CIDP and balance
I’m so glad you asked this question because I have been having the same problems. I’ve was diagnosed with CIDP for about three years ago. I asked my neurologist about it and he could only confirm that it was common in CIDP patients.
I think the lack of balance is not due to any equilibrium problems but in the feet’s inability to compensate for changes in position rapidly enough to maintain good balance. I think this because I am still able to bicycle without falling and there are few activities that depend on balance more.
Unfortunately this means walking remains difficult. Here is what I always remember:
Stay close to objects that can support your weight if you start to tumble (walls, railings, heavy furniture, a good friend, etc.)
Always turn the lights on when you walk into a dark room. The contribution of visual cues can reinforce your balance.
By all means use extra caution in situations where a fall could cause serious problems: on a precipice, at a crosswalk, etc.
Avoid or at least use extra caution around rough, uneven surfaces: gravel, debris, etc.
Wear lightweight shoes with soft soles. Lightness can help compensate for weakness and soft soles allow your feet to adjust more quickly due to the greater force you can apply.

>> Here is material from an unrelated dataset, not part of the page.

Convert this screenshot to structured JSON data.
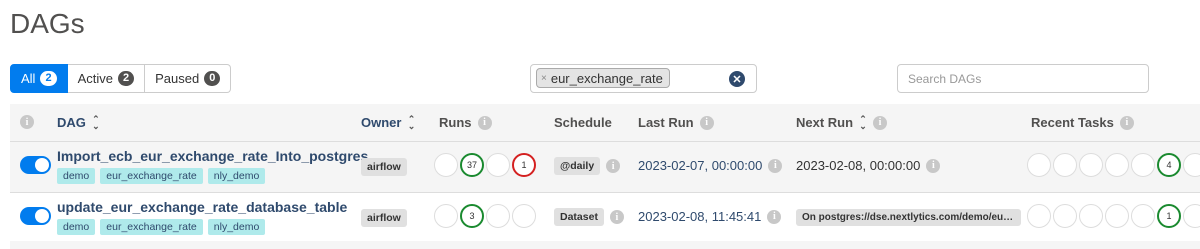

This is all common sense, but being aware of your weakness and taking precautions can prevent serious injury.